October 15, 2008

Research by scientists from University College London (UCL) and Tel Aviv University shows that the tuberculosis infection is 3,000 years older than was previously imagined and that TB in people evolved before bovine TB.
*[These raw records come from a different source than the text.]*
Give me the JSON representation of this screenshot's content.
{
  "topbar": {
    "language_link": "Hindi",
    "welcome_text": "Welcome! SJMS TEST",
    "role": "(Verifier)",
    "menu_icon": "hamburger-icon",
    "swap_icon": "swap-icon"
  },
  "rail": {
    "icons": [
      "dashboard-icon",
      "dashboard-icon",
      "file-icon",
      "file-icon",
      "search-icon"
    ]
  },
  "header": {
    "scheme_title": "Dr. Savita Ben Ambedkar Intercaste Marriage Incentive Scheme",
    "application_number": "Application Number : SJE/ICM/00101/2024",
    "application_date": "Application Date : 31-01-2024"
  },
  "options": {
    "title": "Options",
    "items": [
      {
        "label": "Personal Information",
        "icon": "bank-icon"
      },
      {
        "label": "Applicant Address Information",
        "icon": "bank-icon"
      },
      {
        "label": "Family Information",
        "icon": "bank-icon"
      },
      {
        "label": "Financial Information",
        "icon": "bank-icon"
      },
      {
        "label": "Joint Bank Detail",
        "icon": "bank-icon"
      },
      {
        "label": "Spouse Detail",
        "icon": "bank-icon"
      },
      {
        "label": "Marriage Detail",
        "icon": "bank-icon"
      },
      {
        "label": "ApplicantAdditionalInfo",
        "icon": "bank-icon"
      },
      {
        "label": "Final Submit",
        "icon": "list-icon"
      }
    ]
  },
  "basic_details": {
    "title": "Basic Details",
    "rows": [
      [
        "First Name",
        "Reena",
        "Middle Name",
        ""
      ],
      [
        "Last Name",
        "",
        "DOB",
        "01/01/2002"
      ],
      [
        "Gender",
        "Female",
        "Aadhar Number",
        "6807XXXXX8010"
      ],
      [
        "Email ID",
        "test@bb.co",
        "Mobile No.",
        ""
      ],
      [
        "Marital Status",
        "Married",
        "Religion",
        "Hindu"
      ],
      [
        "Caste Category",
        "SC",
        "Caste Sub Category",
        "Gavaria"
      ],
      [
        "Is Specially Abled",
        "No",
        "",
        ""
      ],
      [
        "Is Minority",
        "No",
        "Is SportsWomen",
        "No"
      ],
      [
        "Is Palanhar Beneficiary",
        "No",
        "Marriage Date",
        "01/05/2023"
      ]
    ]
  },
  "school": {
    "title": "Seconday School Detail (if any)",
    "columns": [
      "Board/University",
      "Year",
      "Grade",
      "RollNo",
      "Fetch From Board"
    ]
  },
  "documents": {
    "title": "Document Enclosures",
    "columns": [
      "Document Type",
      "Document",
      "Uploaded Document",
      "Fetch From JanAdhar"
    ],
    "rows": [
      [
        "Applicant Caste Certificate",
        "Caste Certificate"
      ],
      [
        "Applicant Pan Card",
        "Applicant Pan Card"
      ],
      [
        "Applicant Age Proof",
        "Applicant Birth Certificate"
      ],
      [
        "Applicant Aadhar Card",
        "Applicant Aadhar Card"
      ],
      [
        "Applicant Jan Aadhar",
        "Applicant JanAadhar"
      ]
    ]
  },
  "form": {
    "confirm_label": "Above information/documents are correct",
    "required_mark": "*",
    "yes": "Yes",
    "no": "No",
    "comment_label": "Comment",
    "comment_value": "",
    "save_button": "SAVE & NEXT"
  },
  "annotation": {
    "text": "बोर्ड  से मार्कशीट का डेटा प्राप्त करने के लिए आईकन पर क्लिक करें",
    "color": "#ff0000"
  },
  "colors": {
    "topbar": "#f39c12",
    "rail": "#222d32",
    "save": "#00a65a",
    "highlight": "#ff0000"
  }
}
Research by scientists from University College London (UCL) and Tel Aviv University shows that the tuberculosis infection is 3,000 years older than was previously imagined and that TB in people evolved before bovine TB. Professor Israel Hershkovitz of Tel Aviv University noticed lesions that are a sign of TB in the bones of skeletons discovered at Alit-Yam, a 9,000 year-old pre-pottery Neolithic village. Dr. Helen Donoghue and Dr. Mark Spigelman, of the UCL Centre for Infectious Diseases & International Health, led an international collaborative team through analysing the bones using scientific techniques to reveal DNA and cell wall lipids from mycobacterium tuberculosis, the principal agent of human TB. The DNA in the excavated bones was sufficiently well-preserved for molecular typing to be carried out and the analysis of the bacterial cell wall lipids by high performance liquid chromatography provided evidence of tuberculosis.